EXERCISE AIM:
No pictures belong in the copy. Reproduce exactly the lines beginning at the line containing "Parse this screenshot: output" and continuing to the end of the entries below.

________________

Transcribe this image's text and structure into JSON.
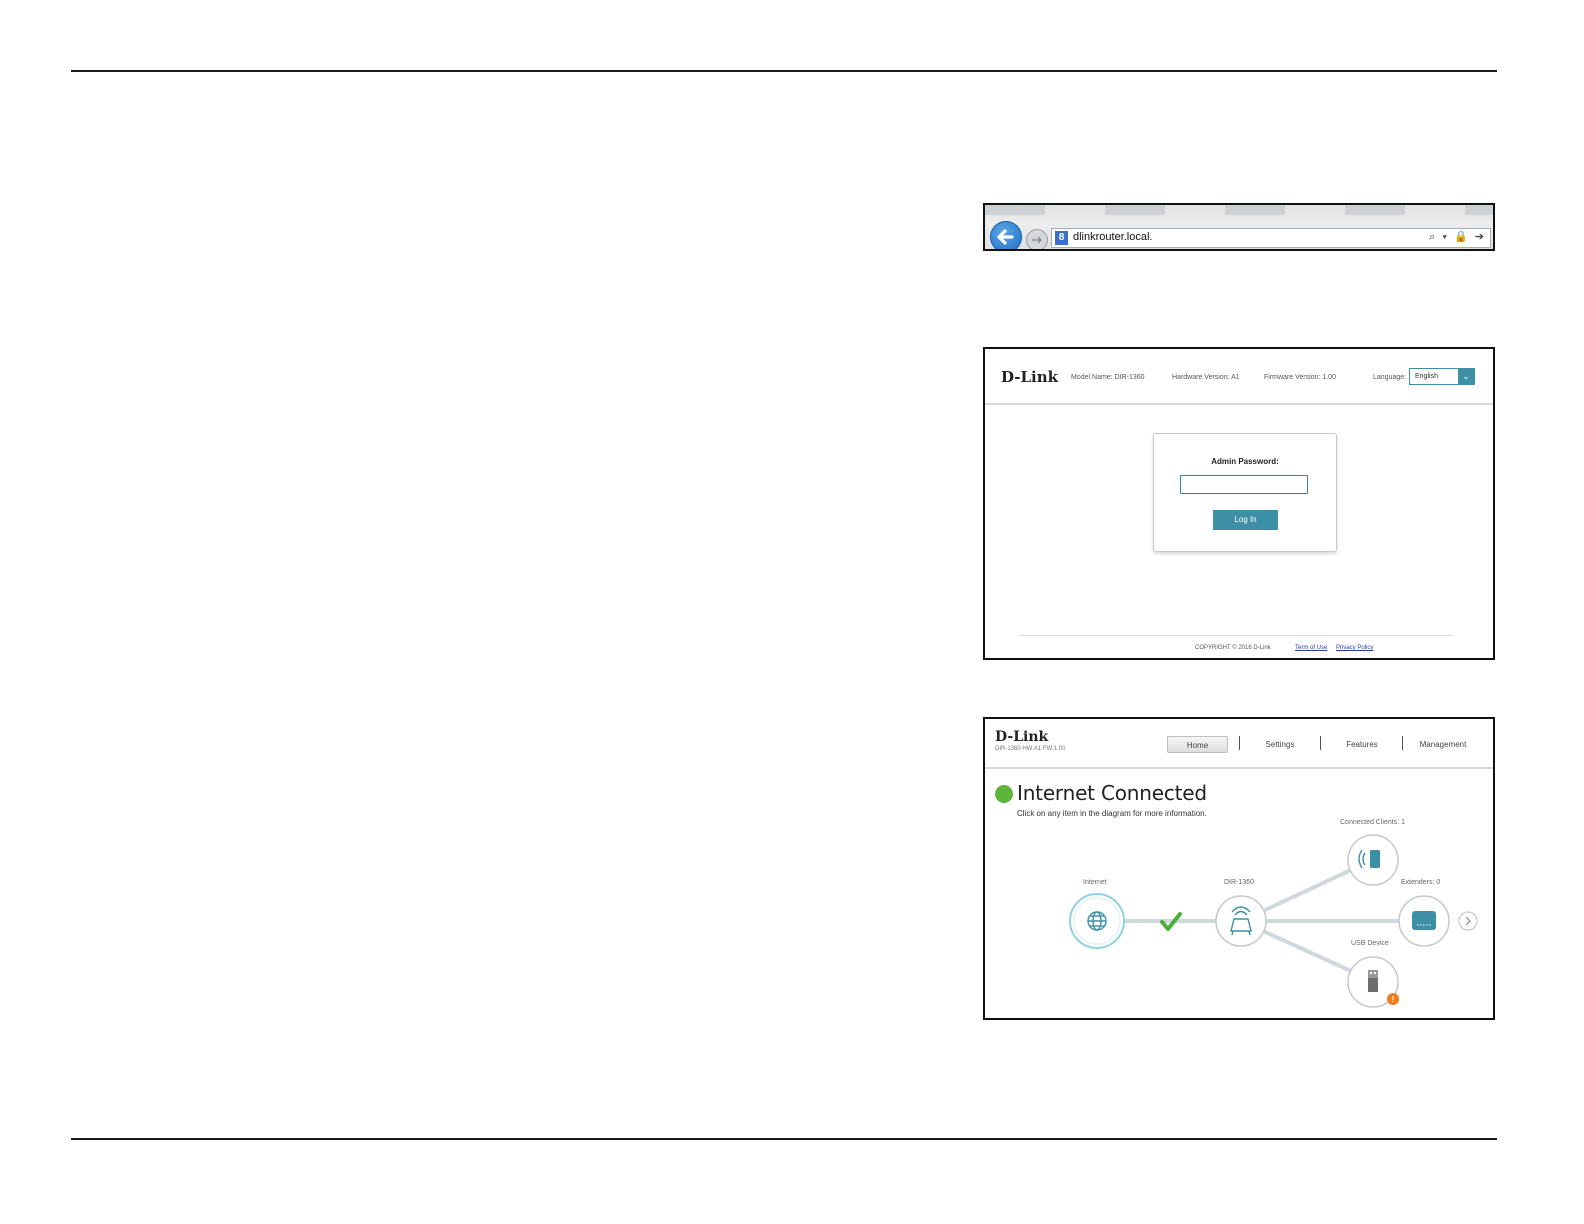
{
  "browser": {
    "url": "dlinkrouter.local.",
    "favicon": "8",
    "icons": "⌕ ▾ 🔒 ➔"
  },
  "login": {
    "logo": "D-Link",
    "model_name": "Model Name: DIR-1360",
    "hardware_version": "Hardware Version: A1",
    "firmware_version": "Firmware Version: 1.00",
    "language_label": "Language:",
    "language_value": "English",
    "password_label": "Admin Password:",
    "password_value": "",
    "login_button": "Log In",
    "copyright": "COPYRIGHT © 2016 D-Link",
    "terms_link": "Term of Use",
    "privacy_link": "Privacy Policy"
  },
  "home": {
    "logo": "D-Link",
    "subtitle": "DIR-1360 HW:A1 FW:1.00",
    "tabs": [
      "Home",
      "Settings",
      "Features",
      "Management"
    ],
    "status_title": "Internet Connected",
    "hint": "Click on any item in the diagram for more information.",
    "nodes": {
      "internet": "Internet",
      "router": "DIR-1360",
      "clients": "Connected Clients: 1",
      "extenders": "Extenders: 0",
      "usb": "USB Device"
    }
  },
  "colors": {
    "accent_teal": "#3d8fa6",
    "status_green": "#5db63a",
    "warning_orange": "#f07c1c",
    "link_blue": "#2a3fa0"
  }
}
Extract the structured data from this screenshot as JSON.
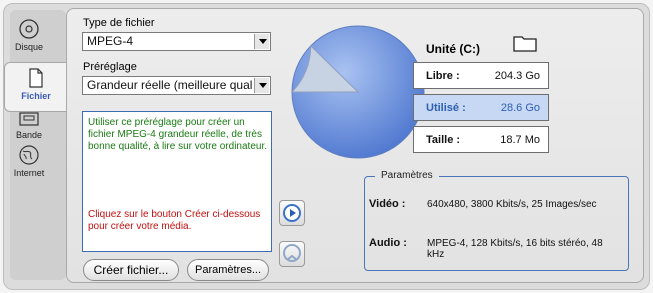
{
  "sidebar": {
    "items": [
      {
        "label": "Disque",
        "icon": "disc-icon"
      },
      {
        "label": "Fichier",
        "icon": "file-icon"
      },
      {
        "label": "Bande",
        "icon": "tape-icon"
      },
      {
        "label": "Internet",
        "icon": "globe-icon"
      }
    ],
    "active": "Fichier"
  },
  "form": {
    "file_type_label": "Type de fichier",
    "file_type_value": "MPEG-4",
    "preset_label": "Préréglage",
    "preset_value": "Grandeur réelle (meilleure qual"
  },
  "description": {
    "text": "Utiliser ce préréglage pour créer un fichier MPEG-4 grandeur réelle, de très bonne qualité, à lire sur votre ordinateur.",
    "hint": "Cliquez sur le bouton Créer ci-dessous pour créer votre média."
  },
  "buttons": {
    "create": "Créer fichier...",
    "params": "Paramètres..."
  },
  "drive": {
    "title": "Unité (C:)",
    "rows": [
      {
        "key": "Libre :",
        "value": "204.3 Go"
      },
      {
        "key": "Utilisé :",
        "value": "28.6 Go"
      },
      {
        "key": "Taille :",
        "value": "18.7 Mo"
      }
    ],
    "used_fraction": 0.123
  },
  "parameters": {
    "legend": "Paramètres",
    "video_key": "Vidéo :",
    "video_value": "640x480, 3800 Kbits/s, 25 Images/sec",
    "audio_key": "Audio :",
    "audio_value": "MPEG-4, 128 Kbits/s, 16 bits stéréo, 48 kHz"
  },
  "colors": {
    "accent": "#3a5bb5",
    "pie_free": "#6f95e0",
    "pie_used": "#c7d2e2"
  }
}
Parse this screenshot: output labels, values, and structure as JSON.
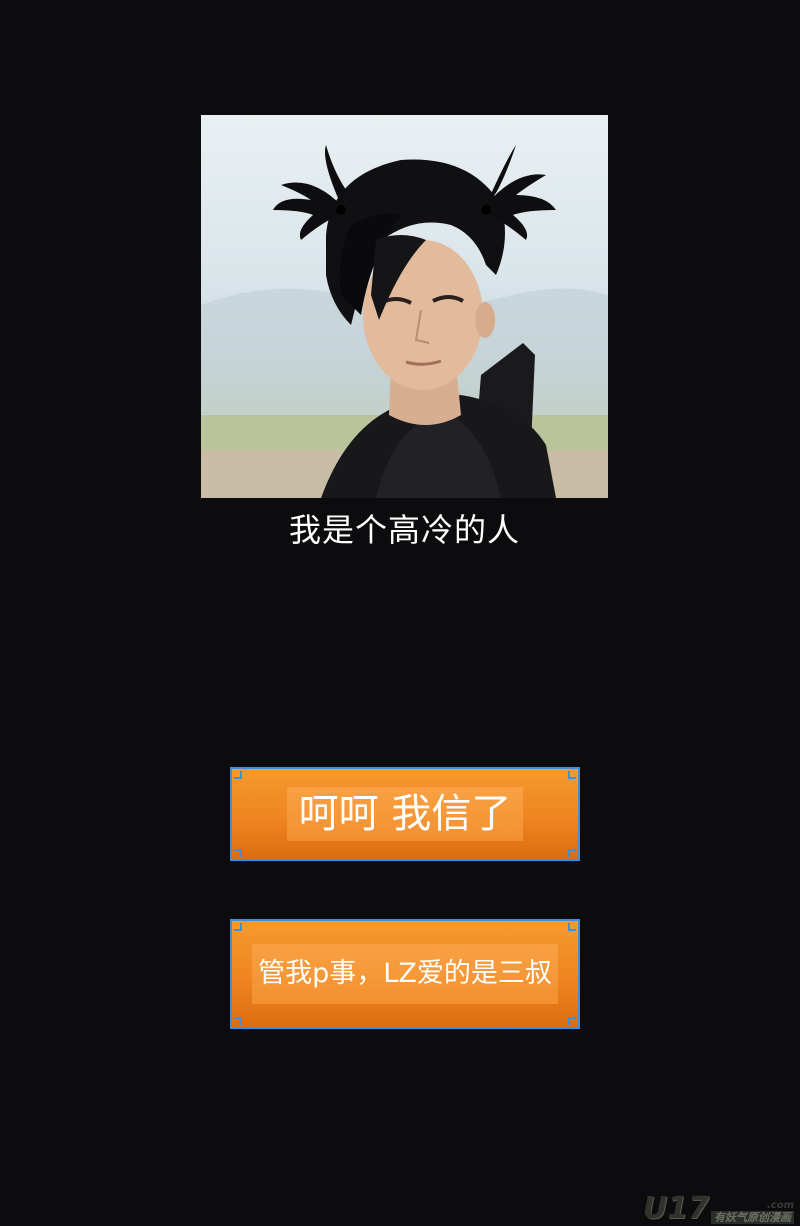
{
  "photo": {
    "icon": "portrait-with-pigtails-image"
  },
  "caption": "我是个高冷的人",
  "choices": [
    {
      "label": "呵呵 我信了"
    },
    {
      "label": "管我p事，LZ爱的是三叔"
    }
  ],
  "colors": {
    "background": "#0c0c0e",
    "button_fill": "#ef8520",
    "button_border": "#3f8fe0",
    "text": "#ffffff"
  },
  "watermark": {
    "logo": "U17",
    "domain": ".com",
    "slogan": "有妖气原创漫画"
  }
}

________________

SOLUTION FOR THIS EXERCISE:
Parse this screenshot: output labels, values, and structure as JSON.
{
  "photo": {
    "icon": "portrait-with-pigtails-image"
  },
  "caption": "我是个高冷的人",
  "choices": [
    {
      "label": "呵呵 我信了"
    },
    {
      "label": "管我p事，LZ爱的是三叔"
    }
  ],
  "colors": {
    "background": "#0c0c0e",
    "button_fill": "#ef8520",
    "button_border": "#3f8fe0",
    "text": "#ffffff"
  },
  "watermark": {
    "logo": "U17",
    "domain": ".com",
    "slogan": "有妖气原创漫画"
  }
}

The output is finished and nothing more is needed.